Monday, November 18, 2019

DICOM Modality Installation Checklist.


One of the typical responsibilities of a PACS administrator is adding a new image acquisition
modality to the PACS system. It is also one of the more challenging tasks as it is often hard to predict how the device will interact as these are still not quite “plug-and-play.” To make it worse, this is often a visible and highly anticipated task, as in many cases the new modality has been expected for a long time. So, when it finally arrives at the loading dock, users want to see it up and working as soon as possible.
With proper preparation prior to and during the actual installation, the success rate of the install can be increased and the time to get it up and running can be greatly reduced and frustration kept to a minimum.
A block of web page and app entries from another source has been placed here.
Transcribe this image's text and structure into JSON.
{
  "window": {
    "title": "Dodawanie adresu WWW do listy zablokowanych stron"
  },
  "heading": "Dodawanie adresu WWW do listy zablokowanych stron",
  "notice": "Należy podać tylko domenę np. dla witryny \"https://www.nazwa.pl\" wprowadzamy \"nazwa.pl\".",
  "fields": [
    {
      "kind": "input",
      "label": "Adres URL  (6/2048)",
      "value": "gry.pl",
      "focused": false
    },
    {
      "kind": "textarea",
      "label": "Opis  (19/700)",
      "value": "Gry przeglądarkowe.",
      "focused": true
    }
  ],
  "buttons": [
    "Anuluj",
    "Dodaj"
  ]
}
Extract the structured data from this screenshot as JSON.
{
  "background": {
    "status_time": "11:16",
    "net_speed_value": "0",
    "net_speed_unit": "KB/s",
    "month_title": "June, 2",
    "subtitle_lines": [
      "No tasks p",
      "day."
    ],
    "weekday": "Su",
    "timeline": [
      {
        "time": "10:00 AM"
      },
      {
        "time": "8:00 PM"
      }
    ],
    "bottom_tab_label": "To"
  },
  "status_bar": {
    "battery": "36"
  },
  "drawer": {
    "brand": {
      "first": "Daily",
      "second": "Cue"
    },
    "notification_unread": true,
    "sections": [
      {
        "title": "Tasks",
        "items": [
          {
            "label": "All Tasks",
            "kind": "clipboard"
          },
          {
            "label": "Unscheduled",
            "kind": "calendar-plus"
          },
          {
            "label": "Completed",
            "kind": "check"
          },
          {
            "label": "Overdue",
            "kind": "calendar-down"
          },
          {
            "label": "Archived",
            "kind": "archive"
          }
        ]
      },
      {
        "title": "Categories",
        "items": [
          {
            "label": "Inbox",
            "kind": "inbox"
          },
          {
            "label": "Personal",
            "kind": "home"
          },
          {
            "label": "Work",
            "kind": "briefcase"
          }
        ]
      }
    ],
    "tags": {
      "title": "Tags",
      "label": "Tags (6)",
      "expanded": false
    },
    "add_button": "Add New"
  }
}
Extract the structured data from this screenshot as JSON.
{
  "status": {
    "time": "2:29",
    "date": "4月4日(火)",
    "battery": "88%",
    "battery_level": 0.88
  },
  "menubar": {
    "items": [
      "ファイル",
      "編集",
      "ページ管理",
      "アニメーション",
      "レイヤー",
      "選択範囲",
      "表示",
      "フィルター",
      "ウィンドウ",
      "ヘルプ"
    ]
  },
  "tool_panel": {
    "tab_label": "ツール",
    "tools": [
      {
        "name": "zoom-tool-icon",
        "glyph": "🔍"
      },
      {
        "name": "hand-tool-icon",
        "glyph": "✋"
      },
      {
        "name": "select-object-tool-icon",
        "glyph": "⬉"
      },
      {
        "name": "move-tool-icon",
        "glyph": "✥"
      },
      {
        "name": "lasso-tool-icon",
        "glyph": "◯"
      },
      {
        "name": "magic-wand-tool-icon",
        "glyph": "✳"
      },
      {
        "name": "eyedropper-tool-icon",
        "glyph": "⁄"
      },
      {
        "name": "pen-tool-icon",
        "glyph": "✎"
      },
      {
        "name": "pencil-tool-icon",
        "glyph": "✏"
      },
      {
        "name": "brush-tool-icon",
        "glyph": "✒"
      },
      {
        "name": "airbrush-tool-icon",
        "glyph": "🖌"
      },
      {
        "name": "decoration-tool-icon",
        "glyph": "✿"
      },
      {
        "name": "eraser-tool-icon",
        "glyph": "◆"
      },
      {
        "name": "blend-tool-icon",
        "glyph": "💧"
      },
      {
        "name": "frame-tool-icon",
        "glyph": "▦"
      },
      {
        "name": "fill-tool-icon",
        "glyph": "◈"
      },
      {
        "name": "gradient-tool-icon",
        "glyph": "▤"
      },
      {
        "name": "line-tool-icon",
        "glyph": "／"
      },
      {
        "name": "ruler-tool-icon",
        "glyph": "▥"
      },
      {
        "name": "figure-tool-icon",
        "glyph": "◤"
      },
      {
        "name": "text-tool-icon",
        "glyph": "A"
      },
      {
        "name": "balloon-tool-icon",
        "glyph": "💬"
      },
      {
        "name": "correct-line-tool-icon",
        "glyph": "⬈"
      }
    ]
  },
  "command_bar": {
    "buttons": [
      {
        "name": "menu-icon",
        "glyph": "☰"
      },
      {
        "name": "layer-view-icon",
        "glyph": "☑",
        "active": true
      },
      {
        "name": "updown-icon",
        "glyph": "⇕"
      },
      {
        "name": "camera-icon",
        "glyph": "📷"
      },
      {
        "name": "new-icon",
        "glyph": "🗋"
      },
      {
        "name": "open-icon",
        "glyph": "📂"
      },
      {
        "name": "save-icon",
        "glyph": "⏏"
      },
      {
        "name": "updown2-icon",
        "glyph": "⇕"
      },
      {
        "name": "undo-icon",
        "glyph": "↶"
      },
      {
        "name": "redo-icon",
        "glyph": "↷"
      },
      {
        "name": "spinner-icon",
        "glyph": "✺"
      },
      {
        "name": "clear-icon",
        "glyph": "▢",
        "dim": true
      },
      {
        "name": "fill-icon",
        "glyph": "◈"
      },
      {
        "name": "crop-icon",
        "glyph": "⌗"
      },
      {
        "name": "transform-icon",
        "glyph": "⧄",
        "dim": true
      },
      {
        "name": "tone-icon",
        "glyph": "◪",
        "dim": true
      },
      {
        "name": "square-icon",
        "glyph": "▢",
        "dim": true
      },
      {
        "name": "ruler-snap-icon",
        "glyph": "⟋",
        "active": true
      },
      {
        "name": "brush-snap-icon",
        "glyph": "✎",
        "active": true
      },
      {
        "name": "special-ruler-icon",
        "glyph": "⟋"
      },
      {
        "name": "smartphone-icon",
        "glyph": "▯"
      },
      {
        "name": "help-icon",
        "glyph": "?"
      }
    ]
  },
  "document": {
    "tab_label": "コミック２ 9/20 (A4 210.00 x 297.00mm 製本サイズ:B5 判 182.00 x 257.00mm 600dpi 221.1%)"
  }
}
This is the check list I recommend prior to the install:
1.       Do a “paper validation” between the modality and its connections, i.e. DICOM worklist provider, DICOM destination(s) for image Store, Storage Commitment, Modality Performed Procedure Step, and Structured Reports. Get the DICOM conformance statements for these devices and compare them against each other. Make sure you get the right version of these conformance statements as functionality can differ substantially between different releases. Specifically look for the following in these documents:
a.       Make sure that there is support for the type of DICOM files (SOP Classes) you will be exchanging. Be aware of and look for support of the new “enhanced” SOP Classes such as for CT, MR, Angio, RF, breast tomosynthesis, IV-OCT and others.
b.       If you want to compress the images at the modality, make sure there is support of the type of compression at the source and destination(s) (JPEG lossless, lossy, Wavelet, MPEG for video, etc.)
c.       If you want to use Storage Commitment, make sure its behavior between the SCU and SCP matches with regard to the handling of the associations for the reply.
d.       If you want to use Modality Performed Procedure Step (MPPS), make sure that the implementation matches your workflow, for example, you don’t want to have MPPS report the study being complete if there are still images to be sent, processed, or imported.
e.       Match the worklist attributes between the modality and worklist provider and look for alternate mapping in case attributes might be missing on the modality side. An example would be to map missing patient weight or allergies in a Patient Comment field if that is required at the modality but not displayed.
2.       Do a “file validation” by asking the vendor to send you a CD with images, making sure that each type of image is on the CD. In addition, get sample Structured Reports, such as dose reports for CT or measurements for ultrasound and echo. Import these files on a test PACS, Voice Recognition and Dose management system and verify proper display of the images and measurements.  Make sure that the hanging protocols work at the workstations and if not, troubleshoot it to find what the cause is (study descriptions, body part, etc.)
3.       Do an “install validation” by using a modality simulator that is able to query a worklist using the same attributes as used by the new modality and simulate Store for the various file type to the test PACS. Simulate the Storage Commitment and MPPS. There are commercial modality simulators available (e.g. OT-DICE) as well as open source ones (DVTK). When doing the simulation, use the same IP address, port and AE-Title that the new modality would be using. It is strongly recommended to use best practices for the AE-Titles and port numbers, i.e. use an all caps AE-Title that indicates the institution, location and modality, and use the standard port number (11112) as assigned by IANA to DICOM devices. Work with IT so that you get a new, fixed IP address assigned for the new modality and make sure they configure the VLAN and routers to allow access.
If you have taken all these precautions, you should be able to swap out the simulator for the actual device, and the chances are that it might be “plug-and-play” assuming you addressed all the issues during the pre-install phase.
However, if it still does not work, you might want to do some troubleshooting using the tools as described in part 2 of this post.